Dataset rows for apps and sites
::::
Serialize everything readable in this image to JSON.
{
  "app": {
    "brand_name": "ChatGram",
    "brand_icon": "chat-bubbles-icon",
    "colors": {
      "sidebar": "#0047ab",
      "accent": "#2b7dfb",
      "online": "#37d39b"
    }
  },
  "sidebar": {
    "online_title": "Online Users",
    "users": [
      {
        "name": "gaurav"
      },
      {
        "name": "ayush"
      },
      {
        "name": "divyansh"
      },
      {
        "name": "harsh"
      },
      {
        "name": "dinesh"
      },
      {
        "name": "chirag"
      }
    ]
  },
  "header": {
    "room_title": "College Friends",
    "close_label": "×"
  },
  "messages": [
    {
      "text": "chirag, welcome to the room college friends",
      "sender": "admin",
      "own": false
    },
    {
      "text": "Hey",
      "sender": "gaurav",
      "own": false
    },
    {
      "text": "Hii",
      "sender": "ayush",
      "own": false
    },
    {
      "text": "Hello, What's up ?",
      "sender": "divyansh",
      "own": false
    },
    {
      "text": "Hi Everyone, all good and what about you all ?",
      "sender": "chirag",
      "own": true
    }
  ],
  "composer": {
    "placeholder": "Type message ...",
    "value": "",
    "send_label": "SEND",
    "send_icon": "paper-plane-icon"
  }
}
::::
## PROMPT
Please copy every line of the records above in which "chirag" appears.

## ANSWER TO THIS TASK
        "name": "chirag"
      "text": "chirag, welcome to the room college friends",
      "sender": "chirag",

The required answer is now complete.